* EXERCISE DETAILS: Copy all the records exactly, but keep the pictures out of your version.

---

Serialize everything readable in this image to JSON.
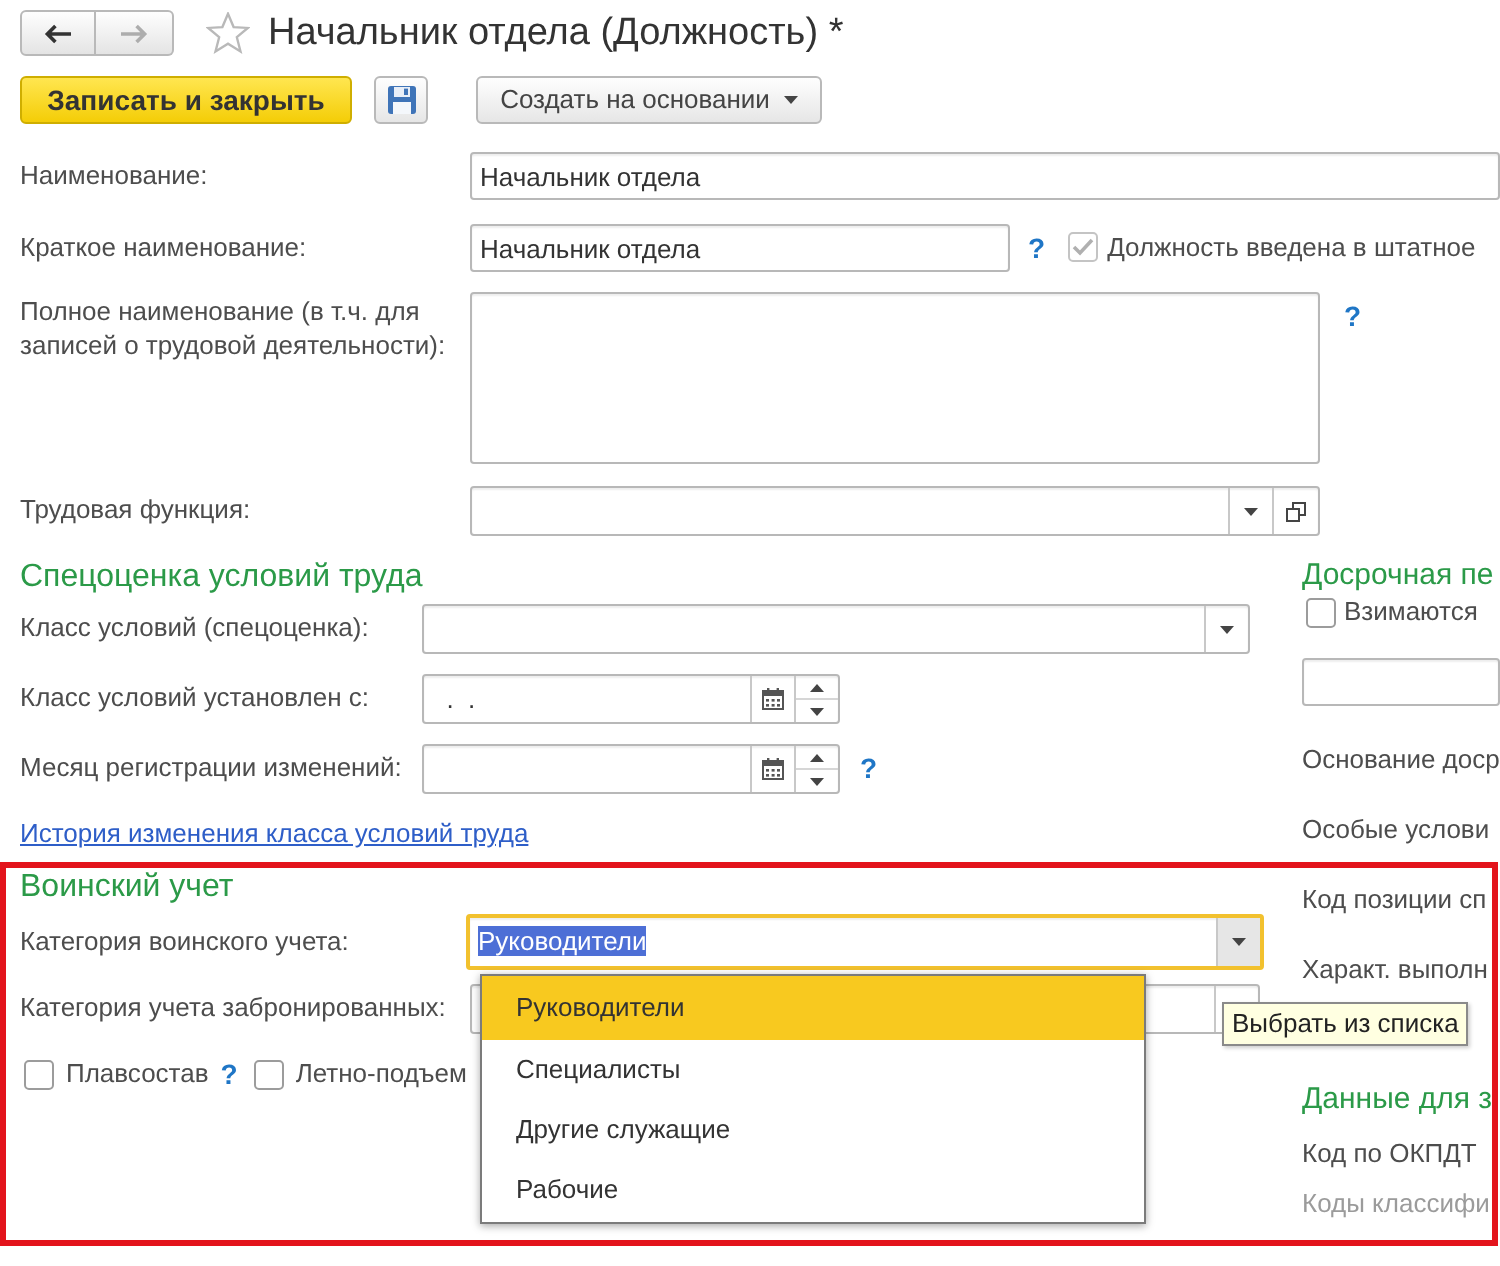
{
  "header": {
    "back_disabled": false,
    "forward_disabled": true,
    "favorite": false,
    "title": "Начальник отдела (Должность) *"
  },
  "toolbar": [
    {
      "kind": "primary",
      "label": "Записать и закрыть"
    },
    {
      "kind": "icon"
    },
    {
      "kind": "menu",
      "label": "Создать на основании"
    }
  ],
  "fields_top": [
    {
      "kind": "text",
      "label": "Наименование:",
      "value": "Начальник отдела"
    },
    {
      "kind": "text",
      "label": "Краткое наименование:",
      "value": "Начальник отдела",
      "help": "?",
      "checkbox": {
        "label": "Должность введена в штатное",
        "checked": true,
        "disabled": true
      }
    },
    {
      "kind": "multiline",
      "label": "Полное наименование (в т.ч. для записей о трудовой деятельности):",
      "help": "?"
    },
    {
      "kind": "choice_open",
      "label": "Трудовая функция:"
    }
  ],
  "sections_left": [
    {
      "heading": "Спецоценка условий труда",
      "fields": [
        {
          "kind": "choice",
          "label": "Класс условий (спецоценка):"
        },
        {
          "kind": "date",
          "label": "Класс условий установлен с:",
          "value": "  .  ."
        },
        {
          "kind": "date",
          "label": "Месяц регистрации изменений:",
          "help": "?"
        }
      ],
      "link": "История изменения класса условий труда"
    },
    {
      "heading": "Воинский учет",
      "fields": [
        {
          "kind": "choice",
          "label": "Категория воинского учета:",
          "value": "Руководители",
          "focused": true
        },
        {
          "kind": "choice",
          "label": "Категория учета забронированных:",
          "focused": false
        }
      ],
      "checkboxes": [
        {
          "label": "Плавсостав",
          "checked": false,
          "help": "?"
        },
        {
          "label": "Летно-подъем",
          "checked": false
        }
      ]
    }
  ],
  "right_sections": [
    {
      "heading": "Досрочная пе",
      "items": [
        {
          "kind": "checkbox",
          "label": "Взимаются",
          "checked": false
        },
        {
          "kind": "input"
        },
        {
          "kind": "label",
          "label": "Основание доср",
          "disabled": false
        },
        {
          "kind": "label",
          "label": "Особые услови",
          "disabled": false
        },
        {
          "kind": "label",
          "label": "Код позиции сп",
          "disabled": false
        },
        {
          "kind": "label",
          "label": "Характ. выполн",
          "disabled": false
        }
      ]
    },
    {
      "heading": "Данные для з",
      "items": [
        {
          "kind": "label",
          "label": "Код по ОКПДТ",
          "disabled": false
        },
        {
          "kind": "label",
          "label": "Коды классифи",
          "disabled": true
        }
      ]
    }
  ],
  "dropdown_list": {
    "items": [
      {
        "label": "Руководители",
        "selected": true
      },
      {
        "label": "Специалисты",
        "selected": false
      },
      {
        "label": "Другие служащие",
        "selected": false
      },
      {
        "label": "Рабочие",
        "selected": false
      }
    ]
  },
  "tooltip": "Выбрать из списка",
  "highlight_frame": true
}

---

* SOLUTION TO THIS PROBLEM:
Serialize everything readable in this image to JSON.
{
  "header": {
    "back_disabled": false,
    "forward_disabled": true,
    "favorite": false,
    "title": "Начальник отдела (Должность) *"
  },
  "toolbar": [
    {
      "kind": "primary",
      "label": "Записать и закрыть"
    },
    {
      "kind": "icon"
    },
    {
      "kind": "menu",
      "label": "Создать на основании"
    }
  ],
  "fields_top": [
    {
      "kind": "text",
      "label": "Наименование:",
      "value": "Начальник отдела"
    },
    {
      "kind": "text",
      "label": "Краткое наименование:",
      "value": "Начальник отдела",
      "help": "?",
      "checkbox": {
        "label": "Должность введена в штатное",
        "checked": true,
        "disabled": true
      }
    },
    {
      "kind": "multiline",
      "label": "Полное наименование (в т.ч. для записей о трудовой деятельности):",
      "help": "?"
    },
    {
      "kind": "choice_open",
      "label": "Трудовая функция:"
    }
  ],
  "sections_left": [
    {
      "heading": "Спецоценка условий труда",
      "fields": [
        {
          "kind": "choice",
          "label": "Класс условий (спецоценка):"
        },
        {
          "kind": "date",
          "label": "Класс условий установлен с:",
          "value": "  .  ."
        },
        {
          "kind": "date",
          "label": "Месяц регистрации изменений:",
          "help": "?"
        }
      ],
      "link": "История изменения класса условий труда"
    },
    {
      "heading": "Воинский учет",
      "fields": [
        {
          "kind": "choice",
          "label": "Категория воинского учета:",
          "value": "Руководители",
          "focused": true
        },
        {
          "kind": "choice",
          "label": "Категория учета забронированных:",
          "focused": false
        }
      ],
      "checkboxes": [
        {
          "label": "Плавсостав",
          "checked": false,
          "help": "?"
        },
        {
          "label": "Летно-подъем",
          "checked": false
        }
      ]
    }
  ],
  "right_sections": [
    {
      "heading": "Досрочная пе",
      "items": [
        {
          "kind": "checkbox",
          "label": "Взимаются",
          "checked": false
        },
        {
          "kind": "input"
        },
        {
          "kind": "label",
          "label": "Основание доср",
          "disabled": false
        },
        {
          "kind": "label",
          "label": "Особые услови",
          "disabled": false
        },
        {
          "kind": "label",
          "label": "Код позиции сп",
          "disabled": false
        },
        {
          "kind": "label",
          "label": "Характ. выполн",
          "disabled": false
        }
      ]
    },
    {
      "heading": "Данные для з",
      "items": [
        {
          "kind": "label",
          "label": "Код по ОКПДТ",
          "disabled": false
        },
        {
          "kind": "label",
          "label": "Коды классифи",
          "disabled": true
        }
      ]
    }
  ],
  "dropdown_list": {
    "items": [
      {
        "label": "Руководители",
        "selected": true
      },
      {
        "label": "Специалисты",
        "selected": false
      },
      {
        "label": "Другие служащие",
        "selected": false
      },
      {
        "label": "Рабочие",
        "selected": false
      }
    ]
  },
  "tooltip": "Выбрать из списка",
  "highlight_frame": true
}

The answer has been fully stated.